DATA FOR THE TASK:
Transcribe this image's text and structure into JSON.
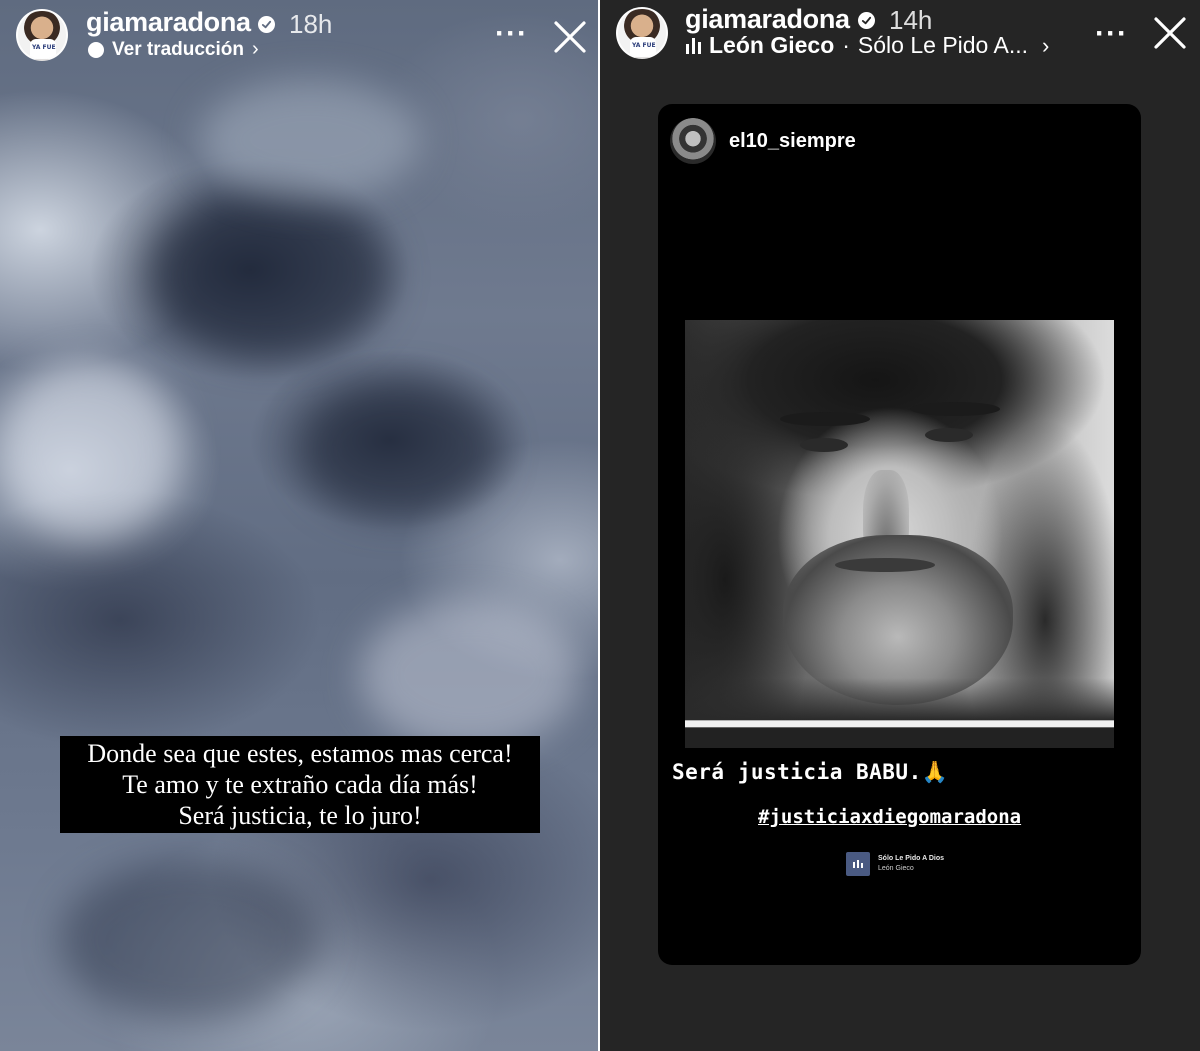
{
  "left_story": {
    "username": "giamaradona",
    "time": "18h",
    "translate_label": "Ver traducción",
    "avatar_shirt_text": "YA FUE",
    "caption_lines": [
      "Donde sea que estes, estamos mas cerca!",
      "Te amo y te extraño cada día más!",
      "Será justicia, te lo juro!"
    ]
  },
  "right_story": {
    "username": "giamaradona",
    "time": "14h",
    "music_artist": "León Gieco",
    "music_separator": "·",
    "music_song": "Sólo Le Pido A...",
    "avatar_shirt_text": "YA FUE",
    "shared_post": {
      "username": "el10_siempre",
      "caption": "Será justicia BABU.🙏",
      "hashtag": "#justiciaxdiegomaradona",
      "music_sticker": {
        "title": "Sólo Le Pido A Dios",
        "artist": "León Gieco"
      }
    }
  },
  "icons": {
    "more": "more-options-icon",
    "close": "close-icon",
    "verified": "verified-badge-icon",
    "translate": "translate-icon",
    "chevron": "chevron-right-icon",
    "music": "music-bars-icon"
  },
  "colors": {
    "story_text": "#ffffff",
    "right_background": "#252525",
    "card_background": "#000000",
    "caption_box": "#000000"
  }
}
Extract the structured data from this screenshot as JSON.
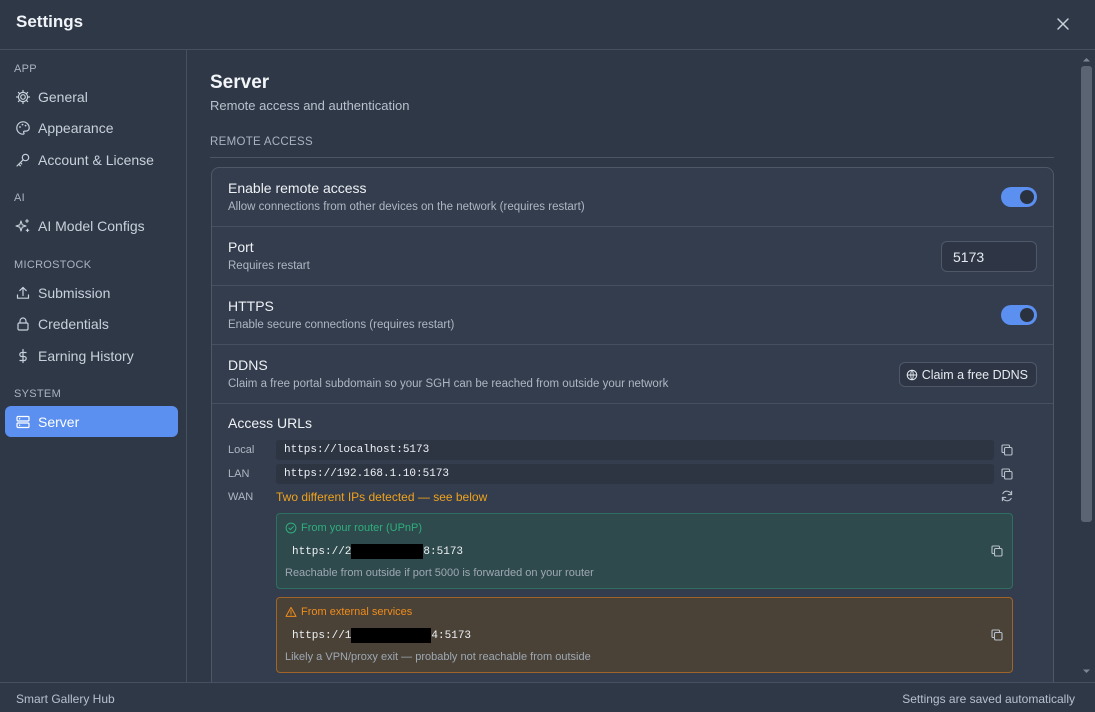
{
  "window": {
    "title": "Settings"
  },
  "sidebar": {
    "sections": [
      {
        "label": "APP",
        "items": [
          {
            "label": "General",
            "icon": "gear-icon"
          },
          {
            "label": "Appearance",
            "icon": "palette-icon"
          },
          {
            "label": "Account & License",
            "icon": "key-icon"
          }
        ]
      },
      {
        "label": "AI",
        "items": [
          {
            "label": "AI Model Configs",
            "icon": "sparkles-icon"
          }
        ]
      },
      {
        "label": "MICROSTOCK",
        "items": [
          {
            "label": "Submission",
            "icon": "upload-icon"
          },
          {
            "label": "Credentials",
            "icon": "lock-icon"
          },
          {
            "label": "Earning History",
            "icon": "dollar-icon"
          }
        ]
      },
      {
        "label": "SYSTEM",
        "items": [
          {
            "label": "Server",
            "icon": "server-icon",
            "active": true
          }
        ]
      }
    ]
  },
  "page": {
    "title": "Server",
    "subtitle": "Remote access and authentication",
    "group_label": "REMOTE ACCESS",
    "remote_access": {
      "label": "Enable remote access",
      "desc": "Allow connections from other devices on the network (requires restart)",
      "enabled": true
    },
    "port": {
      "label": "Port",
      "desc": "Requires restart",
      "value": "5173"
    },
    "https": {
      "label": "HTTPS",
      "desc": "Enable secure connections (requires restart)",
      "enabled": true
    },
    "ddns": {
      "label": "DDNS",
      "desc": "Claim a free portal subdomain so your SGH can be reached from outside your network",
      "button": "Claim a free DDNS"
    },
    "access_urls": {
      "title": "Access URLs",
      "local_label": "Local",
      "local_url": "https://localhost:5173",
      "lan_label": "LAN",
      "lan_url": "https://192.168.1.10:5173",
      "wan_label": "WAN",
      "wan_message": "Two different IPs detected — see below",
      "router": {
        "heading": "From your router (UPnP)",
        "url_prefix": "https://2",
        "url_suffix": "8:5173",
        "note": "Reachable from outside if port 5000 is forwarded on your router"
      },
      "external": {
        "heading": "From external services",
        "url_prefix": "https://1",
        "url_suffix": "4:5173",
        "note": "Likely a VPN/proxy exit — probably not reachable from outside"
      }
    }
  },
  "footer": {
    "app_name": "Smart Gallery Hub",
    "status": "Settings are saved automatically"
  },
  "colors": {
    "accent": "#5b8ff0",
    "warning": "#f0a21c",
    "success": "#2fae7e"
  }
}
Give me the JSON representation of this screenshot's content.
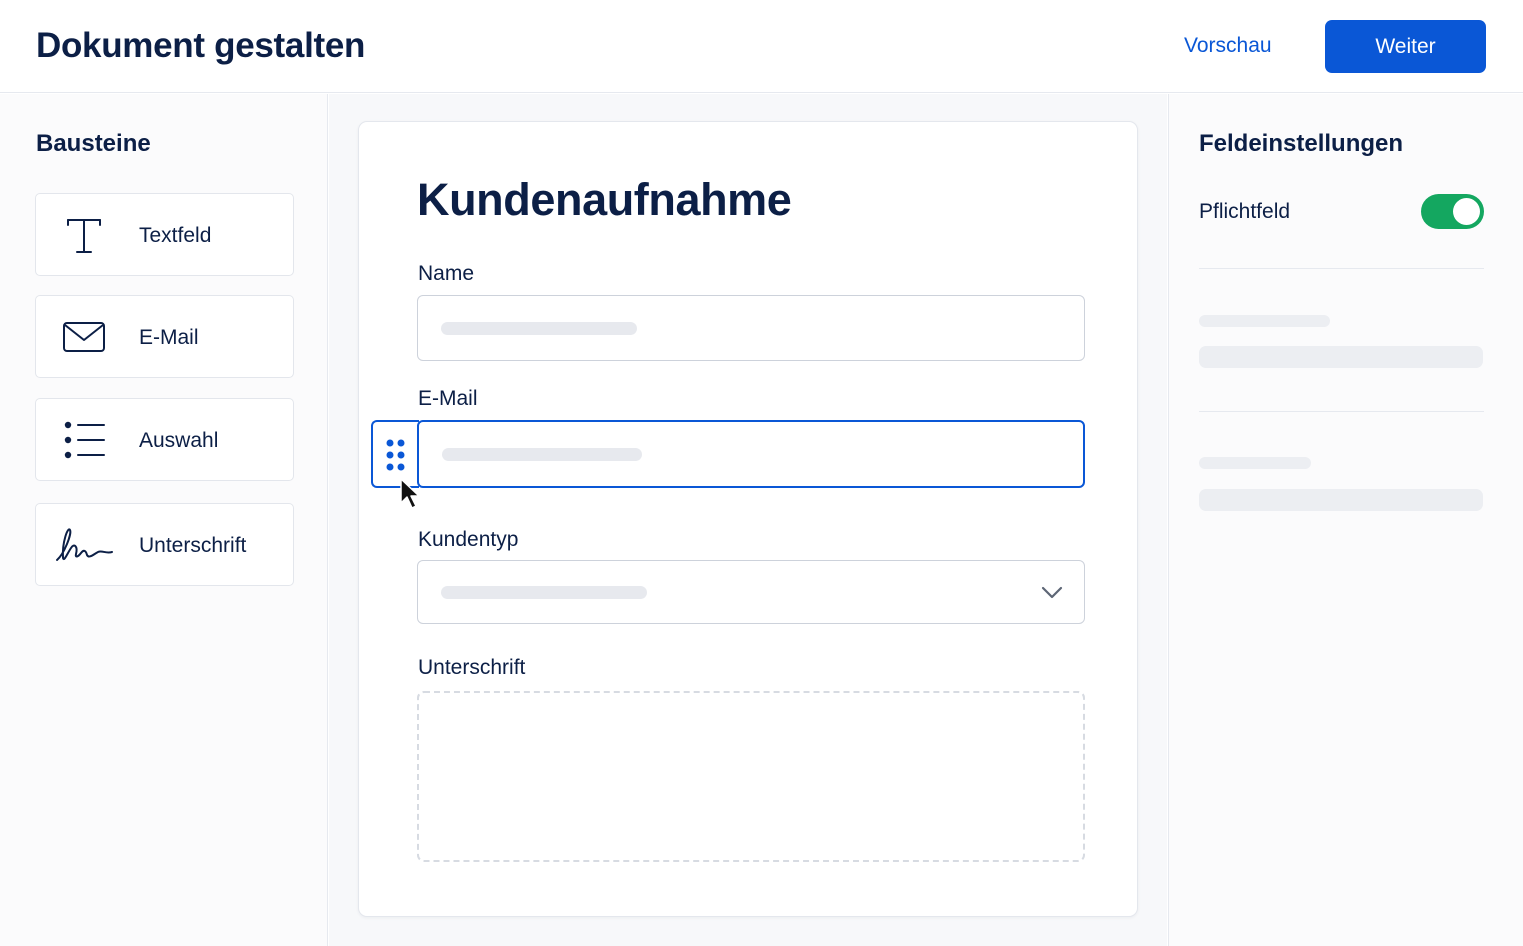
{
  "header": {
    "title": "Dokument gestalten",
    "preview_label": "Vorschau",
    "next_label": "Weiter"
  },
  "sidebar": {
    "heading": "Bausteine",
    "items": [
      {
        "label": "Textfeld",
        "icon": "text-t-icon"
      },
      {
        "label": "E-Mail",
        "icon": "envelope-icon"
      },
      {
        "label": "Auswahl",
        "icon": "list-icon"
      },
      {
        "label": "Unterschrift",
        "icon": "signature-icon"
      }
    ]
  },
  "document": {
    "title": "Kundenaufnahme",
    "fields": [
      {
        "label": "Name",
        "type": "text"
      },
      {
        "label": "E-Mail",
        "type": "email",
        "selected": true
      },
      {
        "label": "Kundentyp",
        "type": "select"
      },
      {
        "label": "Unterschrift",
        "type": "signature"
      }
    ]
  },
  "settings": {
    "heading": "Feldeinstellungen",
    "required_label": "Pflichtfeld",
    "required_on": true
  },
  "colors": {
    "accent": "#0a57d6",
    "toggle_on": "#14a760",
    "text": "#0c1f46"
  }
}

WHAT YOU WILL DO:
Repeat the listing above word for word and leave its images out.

ANSWER SPACE:
Transcribe this image's text and structure into JSON.
{
  "left_story": {
    "username": "giamaradona",
    "time": "18h",
    "translate_label": "Ver traducción",
    "avatar_shirt_text": "YA FUE",
    "caption_lines": [
      "Donde sea que estes, estamos mas cerca!",
      "Te amo y te extraño cada día más!",
      "Será justicia, te lo juro!"
    ]
  },
  "right_story": {
    "username": "giamaradona",
    "time": "14h",
    "music_artist": "León Gieco",
    "music_separator": "·",
    "music_song": "Sólo Le Pido A...",
    "avatar_shirt_text": "YA FUE",
    "shared_post": {
      "username": "el10_siempre",
      "caption": "Será justicia BABU.🙏",
      "hashtag": "#justiciaxdiegomaradona",
      "music_sticker": {
        "title": "Sólo Le Pido A Dios",
        "artist": "León Gieco"
      }
    }
  },
  "icons": {
    "more": "more-options-icon",
    "close": "close-icon",
    "verified": "verified-badge-icon",
    "translate": "translate-icon",
    "chevron": "chevron-right-icon",
    "music": "music-bars-icon"
  },
  "colors": {
    "story_text": "#ffffff",
    "right_background": "#252525",
    "card_background": "#000000",
    "caption_box": "#000000"
  }
}
Extract the structured data from this screenshot as JSON.
{
  "window": {
    "title": "Settings"
  },
  "sidebar": {
    "sections": [
      {
        "label": "APP",
        "items": [
          {
            "label": "General",
            "icon": "gear-icon"
          },
          {
            "label": "Appearance",
            "icon": "palette-icon"
          },
          {
            "label": "Account & License",
            "icon": "key-icon"
          }
        ]
      },
      {
        "label": "AI",
        "items": [
          {
            "label": "AI Model Configs",
            "icon": "sparkles-icon"
          }
        ]
      },
      {
        "label": "MICROSTOCK",
        "items": [
          {
            "label": "Submission",
            "icon": "upload-icon"
          },
          {
            "label": "Credentials",
            "icon": "lock-icon"
          },
          {
            "label": "Earning History",
            "icon": "dollar-icon"
          }
        ]
      },
      {
        "label": "SYSTEM",
        "items": [
          {
            "label": "Server",
            "icon": "server-icon",
            "active": true
          }
        ]
      }
    ]
  },
  "page": {
    "title": "Server",
    "subtitle": "Remote access and authentication",
    "group_label": "REMOTE ACCESS",
    "remote_access": {
      "label": "Enable remote access",
      "desc": "Allow connections from other devices on the network (requires restart)",
      "enabled": true
    },
    "port": {
      "label": "Port",
      "desc": "Requires restart",
      "value": "5173"
    },
    "https": {
      "label": "HTTPS",
      "desc": "Enable secure connections (requires restart)",
      "enabled": true
    },
    "ddns": {
      "label": "DDNS",
      "desc": "Claim a free portal subdomain so your SGH can be reached from outside your network",
      "button": "Claim a free DDNS"
    },
    "access_urls": {
      "title": "Access URLs",
      "local_label": "Local",
      "local_url": "https://localhost:5173",
      "lan_label": "LAN",
      "lan_url": "https://192.168.1.10:5173",
      "wan_label": "WAN",
      "wan_message": "Two different IPs detected — see below",
      "router": {
        "heading": "From your router (UPnP)",
        "url_prefix": "https://2",
        "url_suffix": "8:5173",
        "note": "Reachable from outside if port 5000 is forwarded on your router"
      },
      "external": {
        "heading": "From external services",
        "url_prefix": "https://1",
        "url_suffix": "4:5173",
        "note": "Likely a VPN/proxy exit — probably not reachable from outside"
      }
    }
  },
  "footer": {
    "app_name": "Smart Gallery Hub",
    "status": "Settings are saved automatically"
  },
  "colors": {
    "accent": "#5b8ff0",
    "warning": "#f0a21c",
    "success": "#2fae7e"
  }
}
Give me the JSON representation of this screenshot's content.
{
  "header": {
    "title": "Dokument gestalten",
    "preview_label": "Vorschau",
    "next_label": "Weiter"
  },
  "sidebar": {
    "heading": "Bausteine",
    "items": [
      {
        "label": "Textfeld",
        "icon": "text-t-icon"
      },
      {
        "label": "E-Mail",
        "icon": "envelope-icon"
      },
      {
        "label": "Auswahl",
        "icon": "list-icon"
      },
      {
        "label": "Unterschrift",
        "icon": "signature-icon"
      }
    ]
  },
  "document": {
    "title": "Kundenaufnahme",
    "fields": [
      {
        "label": "Name",
        "type": "text"
      },
      {
        "label": "E-Mail",
        "type": "email",
        "selected": true
      },
      {
        "label": "Kundentyp",
        "type": "select"
      },
      {
        "label": "Unterschrift",
        "type": "signature"
      }
    ]
  },
  "settings": {
    "heading": "Feldeinstellungen",
    "required_label": "Pflichtfeld",
    "required_on": true
  },
  "colors": {
    "accent": "#0a57d6",
    "toggle_on": "#14a760",
    "text": "#0c1f46"
  }
}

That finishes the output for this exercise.